That's my occiput...Read about head-down fetal positions here. Go to the Breech section to read about head-up babies.

The Belly Mapping how-to article may give you clues to your own baby's position.

“Baby, stay anterior!"

What is "the most practical way of making sure my baby stays anterior? I've had TWO posterior babies! UGH!”

Mainly, the baby will "stay" anterior if your womb is balanced (symmetrical, not torqued or twisted)  and you continue to use good maternal positioning. Positioning without releasing tension in the abdominal soft tissues and pelvic joints isn't likely to succeed in rotating a baby in pregnancy, especially for a woman with a history of posterior babies or breech, because these positions show the uterine ligaments weren't in balance before pregnancy.

Read more: “Baby, stay anterior!"

Myths of occiput posterior

There are some myths about laboring with a posterior baby.
Let's start with appreciation for Penny Simkin's brave confrontation of a dogmatic trend that has arisen over the last few years.  At first, I was rather surprised to hear a talk by Penny Simkin called, "The OP Fetus; How little we know." Now, the light has gone on. Parents and professionals alike have some misunderstandings about the influence of posterior presentation on labor. For instance, "She didn't have back labor so I didn't think the baby was posterior." Or, "We did everything we could because we tried hands and knees position in labor."

Sometimes a midwife or doctor will say they don't pay much attention to a head down baby's position in late pregnancy because some posterior babies come out fine. Emphasis mine. Spinning Babies is about the 15-30% that need more help than strong labor and the hands and knees position.


Read more: Myths of occiput posterior

Dip in the Belly

"There is an indentation in my belly near my navel. Does this mean my baby is posterior?"

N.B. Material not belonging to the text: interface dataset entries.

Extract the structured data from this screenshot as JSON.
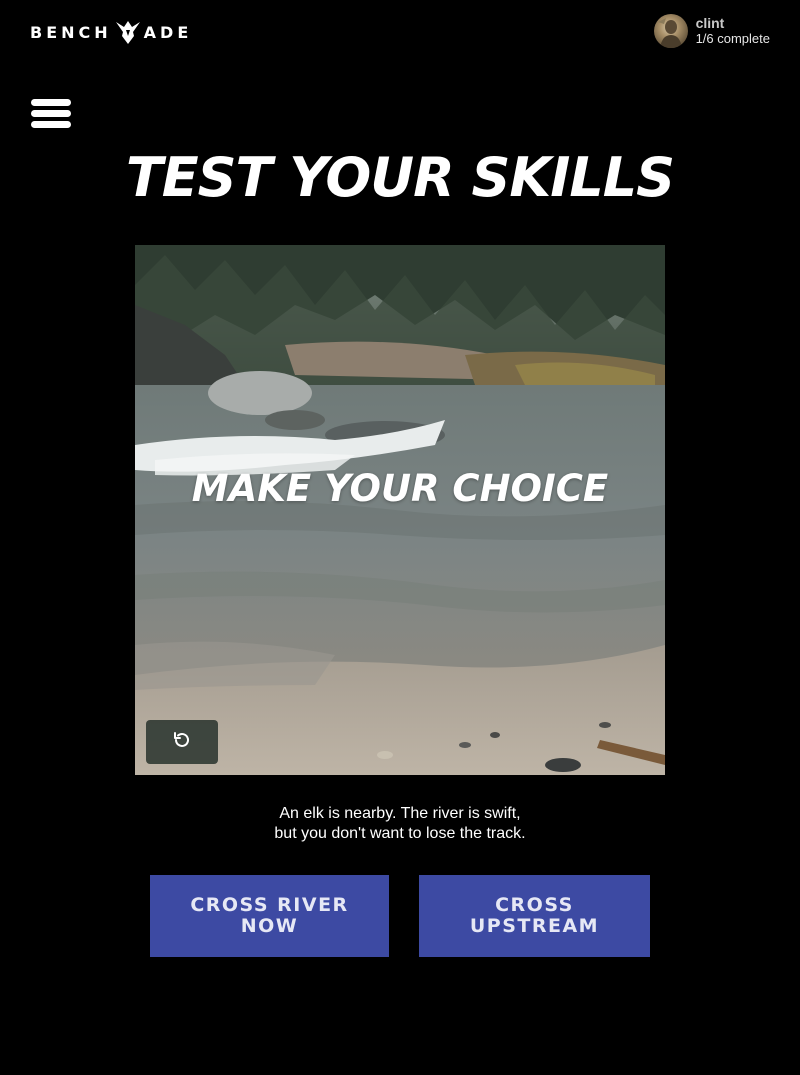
{
  "header": {
    "logo_left": "BENCH",
    "logo_right": "ADE",
    "user": {
      "name": "clint",
      "progress": "1/6 complete"
    }
  },
  "title": "TEST YOUR SKILLS",
  "video": {
    "overlay_text": "MAKE YOUR CHOICE",
    "replay_icon": "replay-icon"
  },
  "description": {
    "line1": "An elk is nearby. The river is swift,",
    "line2": "but you don't want to lose the track."
  },
  "choices": [
    {
      "line1": "CROSS RIVER",
      "line2": "NOW"
    },
    {
      "line1": "CROSS",
      "line2": "UPSTREAM"
    }
  ],
  "colors": {
    "background": "#000000",
    "button": "#3d4aa3",
    "button_text": "#e6e8f5"
  }
}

An indentation, or dip, near or beneath your belly button can mean a couple of things. One possibility is that the baby is posterior. The posterior baby has his or her back along the mother's back. The knees are bent and the arms are bent, usually. This makes the baby in the shape of a letter "C." The opening of the "C" is towards the mother's abdomen wall and navel. The opening can allow a "dip" in the mother's belly shape, right about the place her navel is.


Read more: Dip in the Belly

Transverse; lying sideways

“Transverse Lie” means a sideways position. The baby has his head to one of his mother’s sides and the bottom across her abdomen at her other side. This is normal before, and at, 26 weeks, but by 29-30 weeks we expect babies to be head down, or at least breech. If not, this article outlines what to do, easy ways to fix it, and what to do if they don't - read the stories, too.


Read more: Transverse; lying sideways

Anterior Placenta

What is the effect of an anterior placenta on fetal positioning? 

An anterior placenta means that the placenta is located on the front of the uterus. Most of the baby will be hidden behind it. 

It is a common belief that the anterior placement of the placenta causes the baby to be posterior. The fact that this is sometimes true doesn't mean it is always true. Babies can be anterior with an anterior placenta. Abdominal tone, when loosened, can allow the baby to turn away from the placenta and face the mother's back.

Read more: Anterior Placenta

Left Occiput Anterior

LOAThe left occiput anterior position is often the easiest fetal position for the start of labor.

Babies settle in the LOA position naturally when the womb is pretty well balanced. This position helps the baby be in the smallest diameter to fit the pelvis.

Click "Read LOA" to see pictures and understand more.

Read more: Left Occiput Anterior

Occiput Transverse

ROTOcciput Transverse (OT or OL)

The baby is facing the hip. (Occiput Lateral in the UK, AUS and NZ.) 

"Please explain why it is better for a baby to be positioned LOT (Left Occiput Transverse) as opposed to ROT (Right Occiput Transverse) for birth? What can be done to encourage baby to turn from ROT?"


Read more: Occiput Transverse

Right Occiput Anterior

ROA baby with map
The back of my baby is more on my right side than on my left side. 
I don't feel any flutters of fingers low in front, its all quiet between my navel and my pubic bone. Kicks are only in the upper left and a bulge rises in the upper right occasionally. The heart beat is easy to hear in front on the right.

The ROA baby is not on the Spinning Babies list of clearly ideal or optimal fetal positions. Read why not...

Read more: Right Occiput Anterior